I believe that Black August is more than just a time for Black conscious folks to celebrate by having parties and concerts. It symbolizes a time that we should be putting in work for our organizations and showing our support to brothas and sistas in the prison industrial complex who are sacrificing their lives every day for the liberation of Afrikan people.
With police terrorism being an everyday occurrence, our main concern should be to organize as a people. We are and we have always been at war with the state, so our main objective should be to promote unity in the Black/Afrikan community, armed resistance, political education, physical training and hard work.
Black August is the real “Black History Month.” This is a time to not only educate ourselves about Black revolutionaries inside the prison movement but to also learn about those who are involved in the Black Liberation movement as well.
I believe that Black August symbolizes a time that we should be putting in work for our organizations and showing our support to brothas and sistas in the prison industrial complex who are sacrificing their lives every day for the liberation of Afrikan people.
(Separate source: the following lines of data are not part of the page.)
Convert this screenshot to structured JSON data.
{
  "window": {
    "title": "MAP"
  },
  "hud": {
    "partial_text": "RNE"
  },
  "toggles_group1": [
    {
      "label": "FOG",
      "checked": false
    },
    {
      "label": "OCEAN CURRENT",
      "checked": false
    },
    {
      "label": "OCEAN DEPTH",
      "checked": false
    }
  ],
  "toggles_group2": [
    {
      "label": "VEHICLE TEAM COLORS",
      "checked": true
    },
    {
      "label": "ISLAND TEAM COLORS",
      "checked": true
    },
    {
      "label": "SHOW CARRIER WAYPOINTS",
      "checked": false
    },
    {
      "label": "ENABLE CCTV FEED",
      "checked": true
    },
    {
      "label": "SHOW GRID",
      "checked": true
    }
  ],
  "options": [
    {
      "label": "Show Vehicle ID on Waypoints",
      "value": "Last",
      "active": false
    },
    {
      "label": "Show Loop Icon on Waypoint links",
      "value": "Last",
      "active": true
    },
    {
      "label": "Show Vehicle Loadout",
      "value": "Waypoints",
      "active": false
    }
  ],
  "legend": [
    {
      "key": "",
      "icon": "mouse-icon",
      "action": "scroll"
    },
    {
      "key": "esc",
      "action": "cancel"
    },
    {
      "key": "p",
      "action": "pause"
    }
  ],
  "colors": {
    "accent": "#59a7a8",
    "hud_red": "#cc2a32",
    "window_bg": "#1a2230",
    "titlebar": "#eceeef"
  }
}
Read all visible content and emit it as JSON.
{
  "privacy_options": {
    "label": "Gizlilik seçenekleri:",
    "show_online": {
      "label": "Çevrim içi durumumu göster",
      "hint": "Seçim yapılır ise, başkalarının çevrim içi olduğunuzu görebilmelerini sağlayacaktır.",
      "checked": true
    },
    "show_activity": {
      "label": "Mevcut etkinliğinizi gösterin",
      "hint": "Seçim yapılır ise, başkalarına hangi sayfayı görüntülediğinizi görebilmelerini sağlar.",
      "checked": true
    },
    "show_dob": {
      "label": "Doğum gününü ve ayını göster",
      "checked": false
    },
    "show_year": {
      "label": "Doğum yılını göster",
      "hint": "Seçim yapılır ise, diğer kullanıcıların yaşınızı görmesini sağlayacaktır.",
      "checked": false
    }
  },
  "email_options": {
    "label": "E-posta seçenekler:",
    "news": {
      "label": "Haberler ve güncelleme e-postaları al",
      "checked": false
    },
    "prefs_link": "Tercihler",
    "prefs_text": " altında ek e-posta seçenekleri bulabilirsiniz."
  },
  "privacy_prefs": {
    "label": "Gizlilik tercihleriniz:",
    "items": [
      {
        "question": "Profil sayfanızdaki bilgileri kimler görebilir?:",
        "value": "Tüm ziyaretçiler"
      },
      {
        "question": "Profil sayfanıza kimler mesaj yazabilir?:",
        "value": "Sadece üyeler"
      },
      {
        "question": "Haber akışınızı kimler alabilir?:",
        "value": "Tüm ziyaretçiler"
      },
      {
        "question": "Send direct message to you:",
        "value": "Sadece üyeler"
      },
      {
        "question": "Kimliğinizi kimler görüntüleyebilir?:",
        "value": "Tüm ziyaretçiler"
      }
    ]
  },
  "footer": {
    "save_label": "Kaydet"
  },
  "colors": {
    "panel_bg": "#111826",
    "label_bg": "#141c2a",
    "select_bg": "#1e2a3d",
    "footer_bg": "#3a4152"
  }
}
Last year was my first year getting involved with Black August, and I learned a lot about the resistance of the prison movement. Since I am a determined person, I had no problem following the Black August regimen: fasting, no radio, no TV, physical training, political education, group economics and hard work.
I dedicated my time to George Jackson University by offering my administrative skills to the organization. One of the most challenging things for me to do last year was fasting from sun-up till sun-down. That was my first time fasting for an entire month, and it definitely made me appreciate the luxury of eating on my own time.
Black August is a time to not only educate ourselves about Black revolutionaries inside the prison movement but to also learn about those who are involved in the Black Liberation movement as well.
One of my most memorable moments during Black August was when me and my comrades watched documentaries about Cointelpro and the Black Panther Party; we also had productive discussions about the Black Power movement during the 1960s.
Black August has been a little different for me this year, since I haven’t been as disciplined when following the fasting requirements. Furthermore, Guerrilla Mainframe, my organization, promotes the fundamentals of Black August all year around, so we honor the spirit of all our great revolutionaries through hard work, self-determination, self-defense, group economics and Black unity.